Filed under:

Square Biz

Former University of Miami defensive end John Square is a name flying underneath the radar as a potential replacement to Blake James

John Square speaks on the life at The U as a student, alum, and employee.
UM Development & Alumni Relations

On Tuesday, former athletic director Blake James and the University of Miami decided to part ways, just three days after the Hurricanes stumbled on the road in a loss to the archrival Florida State Seminoles.

Since then, several candidates have surfaced as potential replacements to fill the vacancy. As reported by Barry Jackson of the Miami Herald, among those are Washington State AD Pat Chun, University of South Florida AD Michael Kelly, Florida Atlantic University AD Brian White, former Louisville AD Tom Jurich, and University of Miami alums Gino Torretta and Alonzo Highsmith.

In a time where so much uncertainty surrounds the Hurricanes football program, one thing is certain - the next athletic director must be someone with experience, proven success, and someone who is dedicated to a championship culture – not just on the field of play, but off it as well to ensure sustained excellence.

Former University of Miami defensive end and 2001 national champion, John Square fits the bill, and is someone flying under the radar of names deserving consideration.

Square arrived at Miami in 2000 out of Yates High School in Houston, Texas as a highly decorated athlete. The tri-sport athlete (football, basketball, track & field) also graduated top ten percent of his high school class.

Most Hurricanes football fans remember Square for being a tall, lanky, and speedy edge rusher who finished third on the 2001 team in sacks.

What most do not know, is how Square has aspirations of being the first African-American athletic director in UM history.
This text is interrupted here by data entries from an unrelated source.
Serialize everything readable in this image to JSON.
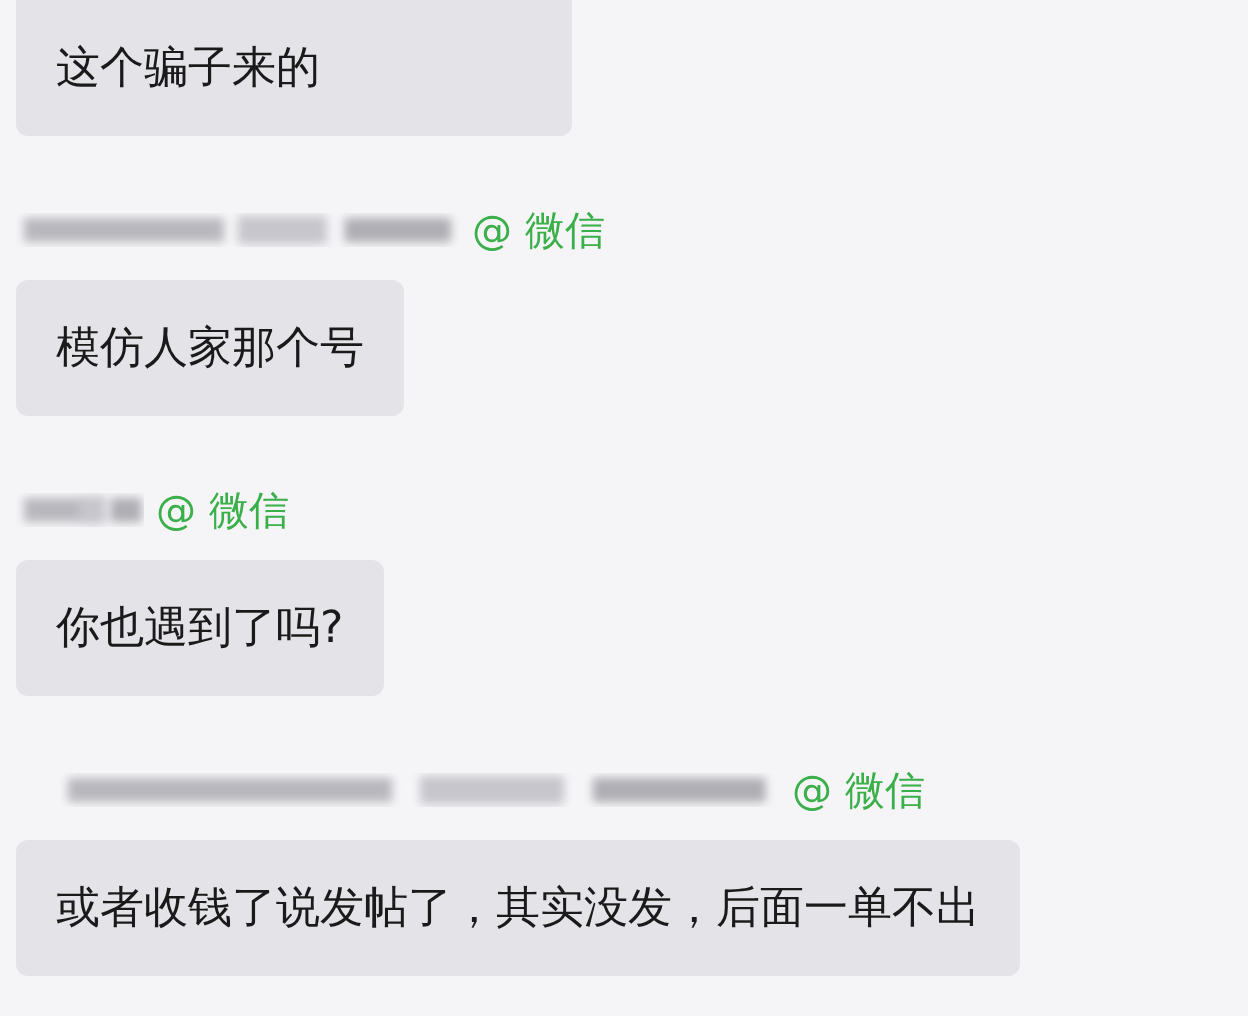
{
  "messages": [
    {
      "kind": "bubble",
      "text": "这个骗子来的"
    },
    {
      "kind": "sender",
      "source": "@ 微信"
    },
    {
      "kind": "bubble",
      "text": "模仿人家那个号"
    },
    {
      "kind": "sender",
      "source": "@ 微信"
    },
    {
      "kind": "bubble",
      "text": "你也遇到了吗?"
    },
    {
      "kind": "sender",
      "source": "@ 微信"
    },
    {
      "kind": "bubble",
      "text": "或者收钱了说发帖了，其实没发，后面一单不出"
    }
  ]
}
Chris Henry gets gang tackled
Defensive back Sean Taylor #26 and John Square #93 of the University of Miami Hurricanes tackle wide receiver Chris Henry #5 of the West Virginia Mountaineers during a game on October 2, 2003 at The Orange Bowl in Miami, Florida. Miami won 22-20.
Photo by Eliot J. Schechter/Getty Images

Since 2018, John Square has held the title of senior associate athletics director/internal operations at George Washington University.
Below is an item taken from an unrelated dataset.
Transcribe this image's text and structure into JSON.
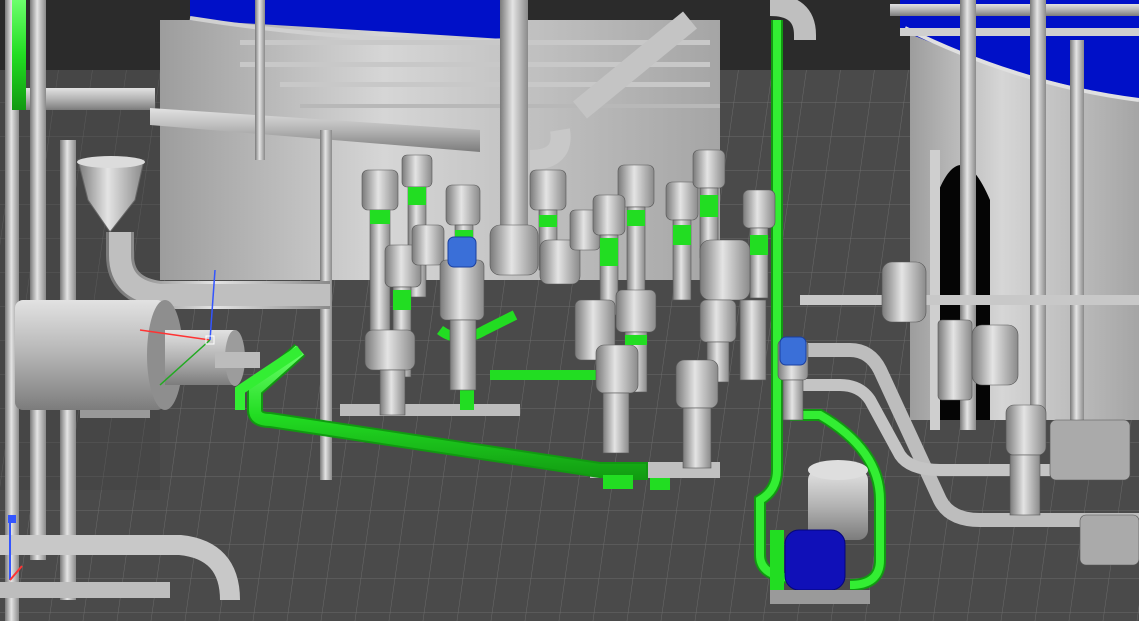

Additionally, he serves as the sport administrator for women’s basketball, women’s volleyball, men’s and women’s cross country and track & field, and men’s and women’s tennis. He also has been tasked with leading regular evaluation of current policies, procedures, and practices for accomplishing strategic and operational objectives.

Representing the Atlantic 10 Conference on the NCAA Strategic Vision and Planning Committee (SVPC) through 2025, Square has oversight responsibilities for the division one governing structure including business and legal affairs, strategic planning and research, division one membership activities, and health and safety matters.
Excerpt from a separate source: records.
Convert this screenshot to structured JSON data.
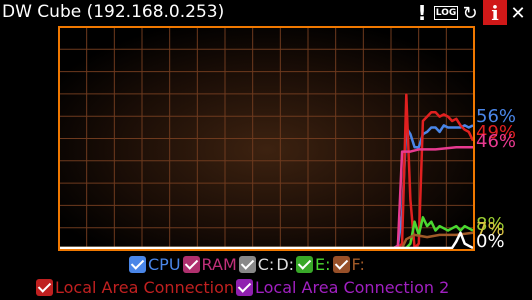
{
  "window": {
    "title": "DW Cube (192.168.0.253)"
  },
  "toolbar": {
    "alert_glyph": "!",
    "log_label": "LOG",
    "refresh_glyph": "↻",
    "info_glyph": "i",
    "close_glyph": "✕"
  },
  "colors": {
    "frame": "#f07800",
    "grid": "#6e3a1e",
    "cpu": "#4a86e8",
    "ram": "#c0307a",
    "drive_c": "#ffffff",
    "drive_d": "#dddddd",
    "drive_e": "#4ad830",
    "drive_f": "#a05a28",
    "lan1": "#e02020",
    "lan2": "#a020c0"
  },
  "legend": {
    "row1": [
      {
        "key": "cpu",
        "label": "CPU",
        "checked": true,
        "box_color": "#4a86e8",
        "text_color": "#4a86e8"
      },
      {
        "key": "ram",
        "label": "RAM",
        "checked": true,
        "box_color": "#b0306e",
        "text_color": "#c0307a"
      },
      {
        "key": "drive_c",
        "label": "C:",
        "checked": true,
        "box_color": "#888888",
        "text_color": "#dddddd"
      },
      {
        "key": "drive_d",
        "label": "D:",
        "checked": null,
        "box_color": "",
        "text_color": "#dddddd"
      },
      {
        "key": "drive_e",
        "label": "E:",
        "checked": true,
        "box_color": "#38a828",
        "text_color": "#4ad830"
      },
      {
        "key": "drive_f",
        "label": "F:",
        "checked": true,
        "box_color": "#985028",
        "text_color": "#a05a28"
      }
    ],
    "row2": [
      {
        "key": "lan1",
        "label": "Local Area Connection",
        "checked": true,
        "box_color": "#c02020",
        "text_color": "#c02020"
      },
      {
        "key": "lan2",
        "label": "Local Area Connection 2",
        "checked": true,
        "box_color": "#9020b0",
        "text_color": "#a020c0"
      }
    ]
  },
  "readouts": [
    {
      "key": "cpu",
      "text": "56%",
      "color": "#4a86e8"
    },
    {
      "key": "lan1",
      "text": "49%",
      "color": "#e02020"
    },
    {
      "key": "ram",
      "text": "46%",
      "color": "#e83a90"
    },
    {
      "key": "drive_e",
      "text": "8%",
      "color": "#9acd32"
    },
    {
      "key": "drive_f",
      "text": "7%",
      "color": "#d8c040"
    },
    {
      "key": "drive_c",
      "text": "0%",
      "color": "#ffffff"
    }
  ],
  "chart_data": {
    "type": "line",
    "ylim": [
      0,
      100
    ],
    "grid": true,
    "samples": 100,
    "series": [
      {
        "name": "CPU",
        "color": "#4a86e8",
        "values": [
          [
            0,
            0
          ],
          [
            80,
            0
          ],
          [
            81,
            1
          ],
          [
            82,
            15
          ],
          [
            83,
            55
          ],
          [
            84,
            52
          ],
          [
            85,
            46
          ],
          [
            86,
            46
          ],
          [
            87,
            52
          ],
          [
            88,
            53
          ],
          [
            89,
            55
          ],
          [
            90,
            55
          ],
          [
            91,
            53
          ],
          [
            92,
            56
          ],
          [
            93,
            55
          ],
          [
            94,
            55
          ],
          [
            95,
            55
          ],
          [
            96,
            55
          ],
          [
            97,
            56
          ],
          [
            98,
            55
          ],
          [
            99,
            56
          ]
        ]
      },
      {
        "name": "Local Area Connection",
        "color": "#e02020",
        "values": [
          [
            0,
            0
          ],
          [
            81,
            0
          ],
          [
            82,
            2
          ],
          [
            83,
            70
          ],
          [
            84,
            22
          ],
          [
            85,
            0
          ],
          [
            86,
            2
          ],
          [
            87,
            58
          ],
          [
            88,
            60
          ],
          [
            89,
            62
          ],
          [
            90,
            62
          ],
          [
            91,
            60
          ],
          [
            92,
            61
          ],
          [
            93,
            60
          ],
          [
            94,
            58
          ],
          [
            95,
            59
          ],
          [
            96,
            56
          ],
          [
            97,
            54
          ],
          [
            98,
            53
          ],
          [
            99,
            49
          ]
        ]
      },
      {
        "name": "RAM",
        "color": "#e83a90",
        "values": [
          [
            0,
            0
          ],
          [
            80,
            0
          ],
          [
            81,
            1
          ],
          [
            82,
            44
          ],
          [
            84,
            44
          ],
          [
            86,
            45
          ],
          [
            90,
            45
          ],
          [
            95,
            46
          ],
          [
            99,
            46
          ]
        ]
      },
      {
        "name": "E:",
        "color": "#4ad830",
        "values": [
          [
            0,
            0
          ],
          [
            83,
            0
          ],
          [
            84,
            2
          ],
          [
            85,
            12
          ],
          [
            86,
            6
          ],
          [
            87,
            14
          ],
          [
            88,
            10
          ],
          [
            89,
            12
          ],
          [
            90,
            8
          ],
          [
            91,
            10
          ],
          [
            92,
            9
          ],
          [
            93,
            8
          ],
          [
            94,
            9
          ],
          [
            95,
            10
          ],
          [
            96,
            8
          ],
          [
            97,
            10
          ],
          [
            98,
            9
          ],
          [
            99,
            8
          ]
        ]
      },
      {
        "name": "F:",
        "color": "#a05a28",
        "values": [
          [
            0,
            0
          ],
          [
            82,
            0
          ],
          [
            83,
            4
          ],
          [
            85,
            6
          ],
          [
            88,
            5
          ],
          [
            91,
            6
          ],
          [
            95,
            6
          ],
          [
            99,
            7
          ]
        ]
      },
      {
        "name": "C:",
        "color": "#ffffff",
        "values": [
          [
            0,
            0
          ],
          [
            94,
            0
          ],
          [
            95,
            3
          ],
          [
            96,
            7
          ],
          [
            97,
            2
          ],
          [
            98,
            1
          ],
          [
            99,
            0
          ]
        ]
      }
    ]
  }
}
NCAA division one committees that report to the SVPC are women’s athletics, the Minority Opportunities and Interests Committee, NCAA Honors Committee, Post-grad Scholarship Committee, the Walter Byer’s Scholarship Committee, and the NCAA Division One Institutional Performance Program Committee.

But before his tenure at GWU, Square held several titles at the University of Miami. His most recent being manager of inclusion from 2015-2017 where he supported, managed, and implemented inclusion strategies and programs for the university.

John Square - Associate Athletics Director/Internal Operations
George Washington University

In short, Square would be an athletic director that focuses his efforts on all sports, not just one in particular. He is well aware of the tradition and history that baseball, track & field, men’s & women’s basketball, tennis, golf, etc. have earned.

And although he would make certain that Hurricanes athletics as a whole are held to a championship level standard, he is well aware of what football means to the university and how it can be a huge asset financially.

Furthermore, he knows what it takes build a winning culture as he was a player under the most successful athletic director in school history - the late, great, Paul Dee.

Part of knowing how to build a championship culture is being able to design and implement education and training in areas including organizational culture, leadership, and diversity initiatives. These are some of Square’s functions at GWU, they also are qualities and practices that seem to have been absent at the top of the athletics departments at Miami.

Square would not only institute a winning culture from top to bottom, he would be sure to surround himself with staffers with like minds that will help fortify and instill this vision for years to follow.

Several institutions in multiple conferences have reached out to Square for an array of opportunities within their athletic departments, including roles in football supervision.

At the very least, the University of Miami should be giving one of their own champions a call.